**Data excerpts:**
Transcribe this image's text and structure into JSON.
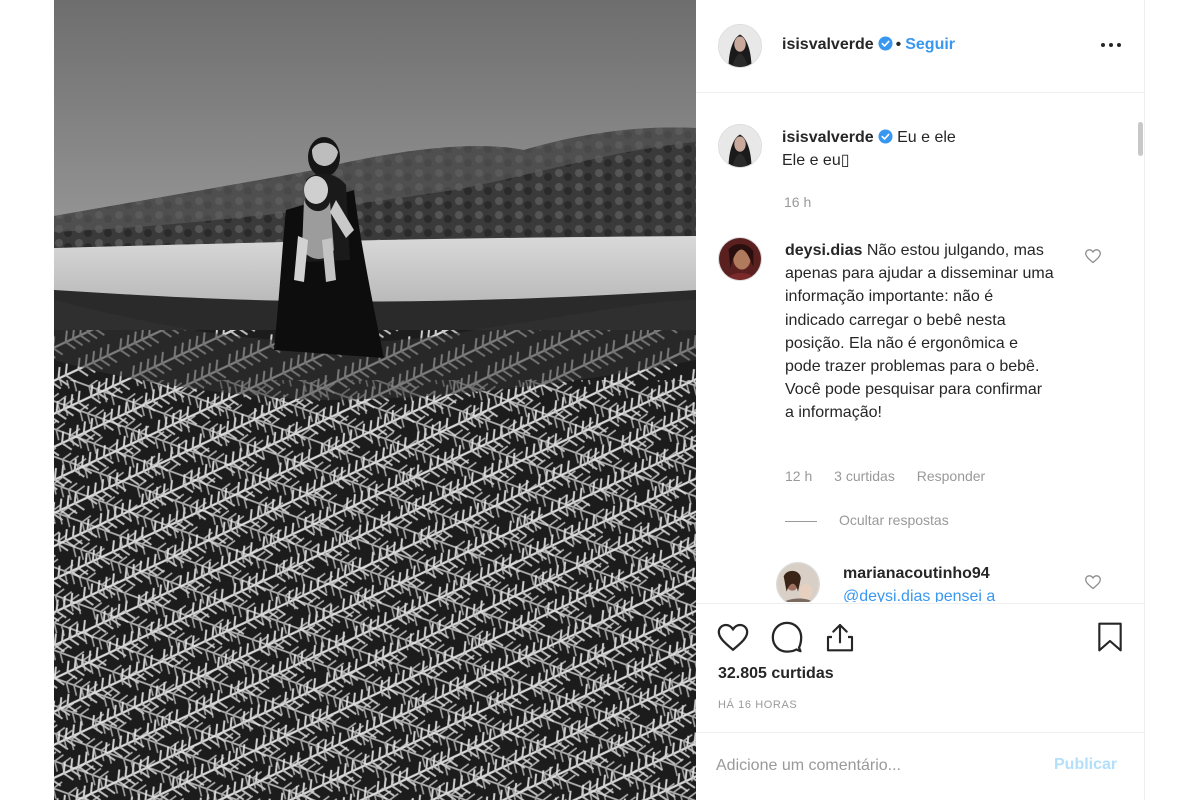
{
  "post": {
    "username": "isisvalverde",
    "dot": "•",
    "follow_label": "Seguir"
  },
  "caption": {
    "username": "isisvalverde",
    "line1": "Eu e ele",
    "line2": "Ele e eu▯",
    "time": "16 h"
  },
  "comments": [
    {
      "username": "deysi.dias",
      "text": "Não estou julgando, mas apenas para ajudar a disseminar uma informação importante: não é indicado carregar o bebê nesta posição. Ela não é ergonômica e pode trazer problemas para o bebê. Você pode pesquisar para confirmar a informação!",
      "time": "12 h",
      "likes": "3 curtidas",
      "reply_label": "Responder"
    }
  ],
  "hide_replies_label": "Ocultar respostas",
  "reply": {
    "username": "marianacoutinho94",
    "text": "@deysi.dias pensei a"
  },
  "actions": {
    "icons": [
      "heart-icon",
      "comment-icon",
      "share-icon",
      "bookmark-icon"
    ],
    "likes_count": "32.805 curtidas",
    "timestamp": "HÁ 16 HORAS"
  },
  "comment_box": {
    "placeholder": "Adicione um comentário...",
    "publish_label": "Publicar"
  },
  "colors": {
    "accent": "#3897f0",
    "publish_disabled": "#b2dffc",
    "muted": "#999999",
    "text": "#262626"
  }
}
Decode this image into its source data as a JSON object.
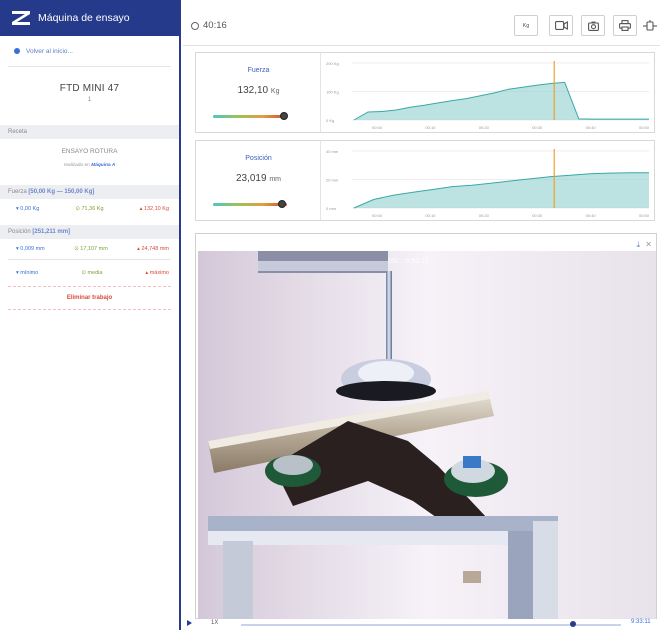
{
  "app": {
    "title": "Máquina de ensayo"
  },
  "sidebar": {
    "back": "Volver al inicio...",
    "machine_name": "FTD MINI 47",
    "machine_number": "1",
    "recipe_label": "Receta",
    "recipe_name": "ENSAYO ROTURA",
    "performed_prefix": "realizado en",
    "performed_machine": "Máquina A",
    "force_label": "Fuerza",
    "force_range": "[50,00 Kg — 150,00 Kg]",
    "force_min": "0,00 Kg",
    "force_avg": "71,36 Kg",
    "force_max": "132,10 Kg",
    "position_label": "Posición",
    "position_range": "[251,211 mm]",
    "position_min": "0,009 mm",
    "position_avg": "17,107 mm",
    "position_max": "24,748 mm",
    "legend_min": "mínimo",
    "legend_avg": "media",
    "legend_max": "máximo",
    "delete": "Eliminar trabajo"
  },
  "topbar": {
    "timer": "40:16",
    "unit_button": "Kg"
  },
  "force_panel": {
    "label": "Fuerza",
    "value": "132,10",
    "unit": "Kg",
    "level": 0.96
  },
  "position_panel": {
    "label": "Posición",
    "value": "23,019",
    "unit": "mm",
    "level": 0.93
  },
  "chart_data": [
    {
      "type": "area",
      "x": [
        "00:00",
        "00:10",
        "00:20",
        "00:30",
        "00:40",
        "00:50"
      ],
      "y_ticks": [
        "200 Kg",
        "100 Kg",
        "0 Kg"
      ],
      "ylim": [
        0,
        200
      ],
      "series": [
        {
          "values": [
            0,
            28,
            30,
            35,
            45,
            52,
            60,
            68,
            75,
            85,
            95,
            108,
            115,
            122,
            128,
            132,
            4,
            3,
            3,
            3,
            3,
            3
          ]
        }
      ],
      "marker_x": "00:33",
      "colors": {
        "fill": "#9fd6d4",
        "line": "#3aa8a8",
        "marker": "#f0a030"
      }
    },
    {
      "type": "area",
      "x": [
        "00:00",
        "00:10",
        "00:20",
        "00:30",
        "00:40",
        "00:50"
      ],
      "y_ticks": [
        "40 mm",
        "20 mm",
        "0 mm"
      ],
      "ylim": [
        0,
        40
      ],
      "series": [
        {
          "values": [
            0,
            6,
            9,
            11,
            13,
            15,
            16,
            17.5,
            19,
            20.5,
            22,
            23,
            24,
            24.5,
            24.7,
            24.7
          ]
        }
      ],
      "marker_x": "00:33",
      "colors": {
        "fill": "#9fd6d4",
        "line": "#3aa8a8",
        "marker": "#f0a030"
      }
    }
  ],
  "video": {
    "timestamp": "05/... 9:53:12"
  },
  "playbar": {
    "speed": "1X",
    "end_time": "9:33:11"
  }
}
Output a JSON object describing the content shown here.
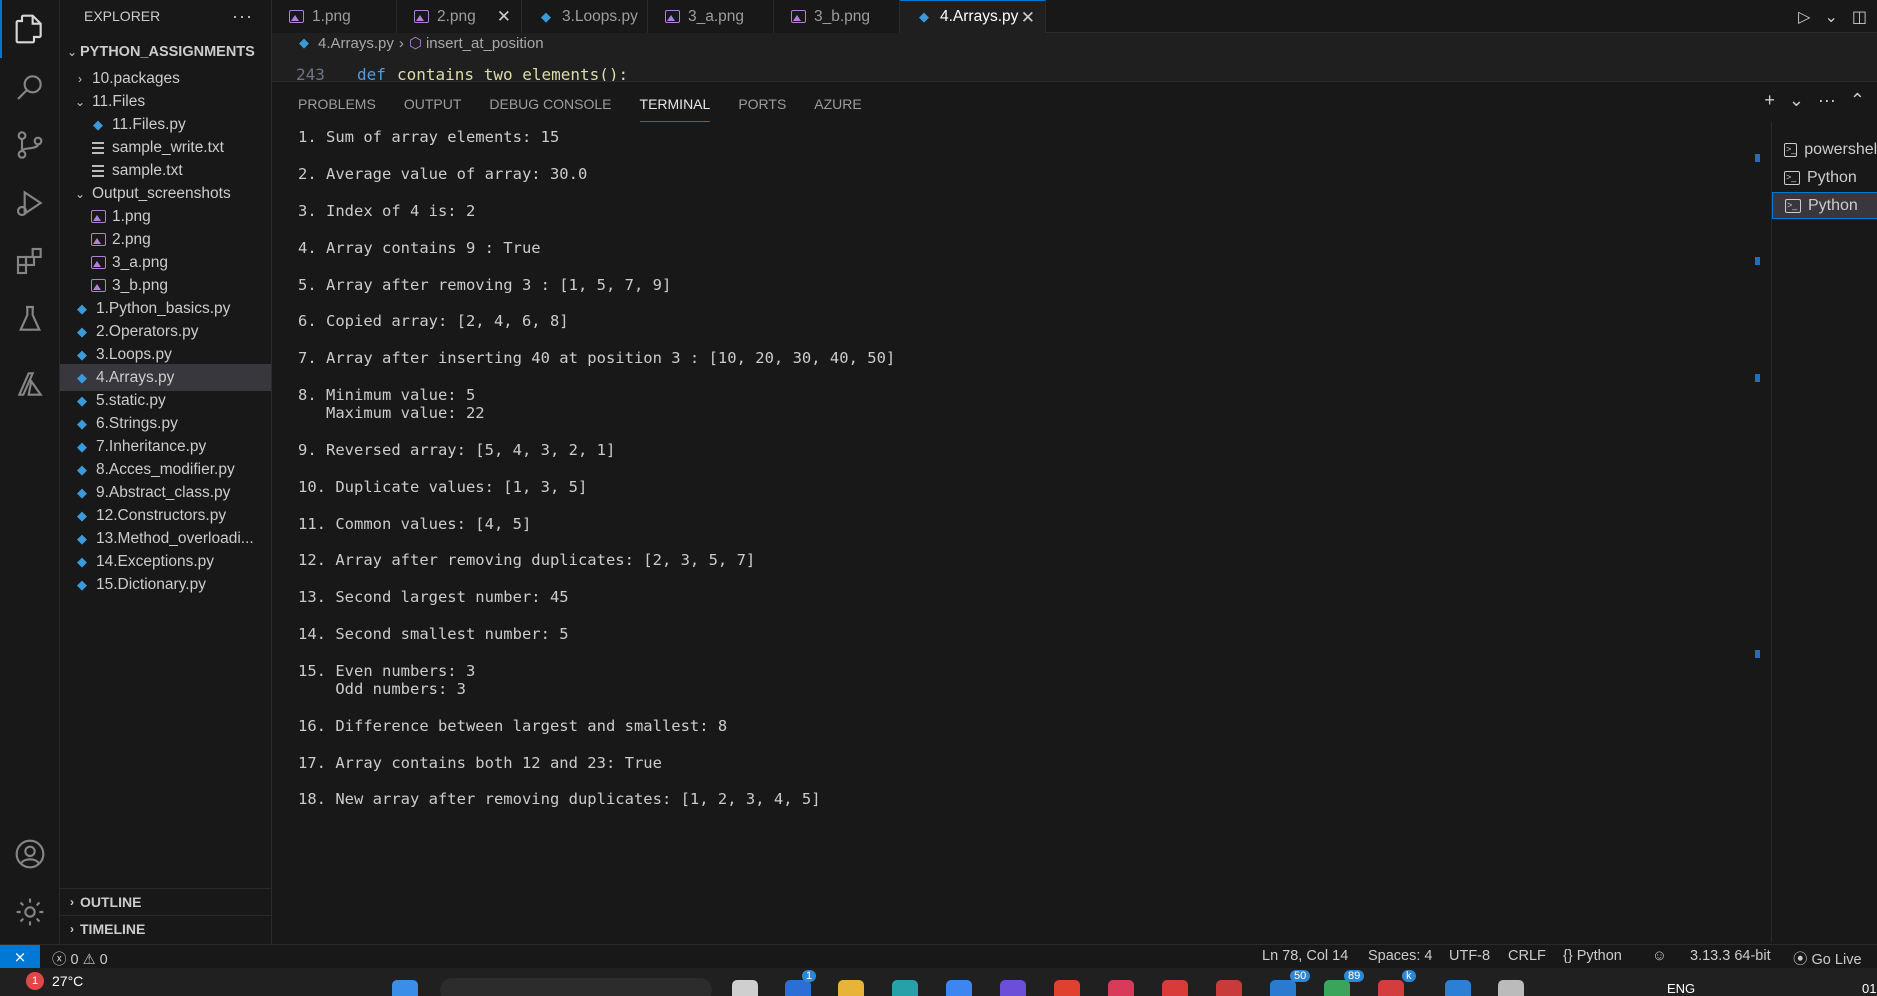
{
  "activity_bar": {
    "icons": [
      "explorer-icon",
      "search-icon",
      "source-control-icon",
      "run-debug-icon",
      "extensions-icon",
      "testing-icon",
      "azure-icon",
      "accounts-icon",
      "manage-gear-icon"
    ]
  },
  "sidebar": {
    "title": "EXPLORER",
    "more": "···",
    "root": "PYTHON_ASSIGNMENTS",
    "items": [
      {
        "label": "10.packages",
        "type": "folder",
        "expanded": false
      },
      {
        "label": "11.Files",
        "type": "folder",
        "expanded": true
      },
      {
        "label": "11.Files.py",
        "type": "py"
      },
      {
        "label": "sample_write.txt",
        "type": "txt"
      },
      {
        "label": "sample.txt",
        "type": "txt"
      },
      {
        "label": "Output_screenshots",
        "type": "folder",
        "expanded": true
      },
      {
        "label": "1.png",
        "type": "img"
      },
      {
        "label": "2.png",
        "type": "img"
      },
      {
        "label": "3_a.png",
        "type": "img"
      },
      {
        "label": "3_b.png",
        "type": "img"
      },
      {
        "label": "1.Python_basics.py",
        "type": "py"
      },
      {
        "label": "2.Operators.py",
        "type": "py"
      },
      {
        "label": "3.Loops.py",
        "type": "py"
      },
      {
        "label": "4.Arrays.py",
        "type": "py",
        "selected": true
      },
      {
        "label": "5.static.py",
        "type": "py"
      },
      {
        "label": "6.Strings.py",
        "type": "py"
      },
      {
        "label": "7.Inheritance.py",
        "type": "py"
      },
      {
        "label": "8.Acces_modifier.py",
        "type": "py"
      },
      {
        "label": "9.Abstract_class.py",
        "type": "py"
      },
      {
        "label": "12.Constructors.py",
        "type": "py"
      },
      {
        "label": "13.Method_overloadi...",
        "type": "py"
      },
      {
        "label": "14.Exceptions.py",
        "type": "py"
      },
      {
        "label": "15.Dictionary.py",
        "type": "py"
      }
    ],
    "outline": "OUTLINE",
    "timeline": "TIMELINE"
  },
  "tabs": [
    {
      "label": "1.png",
      "type": "img"
    },
    {
      "label": "2.png",
      "type": "img",
      "close": "✕"
    },
    {
      "label": "3.Loops.py",
      "type": "py"
    },
    {
      "label": "3_a.png",
      "type": "img"
    },
    {
      "label": "3_b.png",
      "type": "img"
    },
    {
      "label": "4.Arrays.py",
      "type": "py",
      "active": true,
      "close": "✕"
    }
  ],
  "breadcrumb": {
    "file": "4.Arrays.py",
    "separator": "›",
    "symbol": "insert_at_position"
  },
  "editor": {
    "line_number": "243",
    "keyword": "def",
    "code": "contains_two_elements():"
  },
  "panel": {
    "tabs": [
      "PROBLEMS",
      "OUTPUT",
      "DEBUG CONSOLE",
      "TERMINAL",
      "PORTS",
      "AZURE"
    ],
    "active_tab": "TERMINAL",
    "actions": [
      "+",
      "⌄",
      "···",
      "⌃"
    ]
  },
  "terminal": {
    "lines": [
      "1. Sum of array elements: 15",
      "2. Average value of array: 30.0",
      "3. Index of 4 is: 2",
      "4. Array contains 9 : True",
      "5. Array after removing 3 : [1, 5, 7, 9]",
      "6. Copied array: [2, 4, 6, 8]",
      "7. Array after inserting 40 at position 3 : [10, 20, 30, 40, 50]",
      "8. Minimum value: 5",
      "   Maximum value: 22",
      "9. Reversed array: [5, 4, 3, 2, 1]",
      "10. Duplicate values: [1, 3, 5]",
      "11. Common values: [4, 5]",
      "12. Array after removing duplicates: [2, 3, 5, 7]",
      "13. Second largest number: 45",
      "14. Second smallest number: 5",
      "15. Even numbers: 3",
      "    Odd numbers: 3",
      "16. Difference between largest and smallest: 8",
      "17. Array contains both 12 and 23: True",
      "18. New array after removing duplicates: [1, 2, 3, 4, 5]"
    ],
    "sessions": [
      {
        "label": "powershell"
      },
      {
        "label": "Python"
      },
      {
        "label": "Python",
        "selected": true
      }
    ]
  },
  "statusbar": {
    "remote_icon": "⨯",
    "errors": "0",
    "warnings": "0",
    "position": "Ln 78, Col 14",
    "spaces": "Spaces: 4",
    "encoding": "UTF-8",
    "eol": "CRLF",
    "language": "Python",
    "python_version": "3.13.3 64-bit",
    "go_live": "Go Live"
  },
  "taskbar": {
    "weather": "27°C",
    "weather_badge": "1",
    "badges": [
      "1",
      "50",
      "89",
      "k"
    ],
    "language": "ENG",
    "time": "01"
  }
}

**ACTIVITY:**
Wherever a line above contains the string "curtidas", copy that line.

**YOUR RESPONSE:**
      "likes": "3 curtidas",
    "likes_count": "32.805 curtidas",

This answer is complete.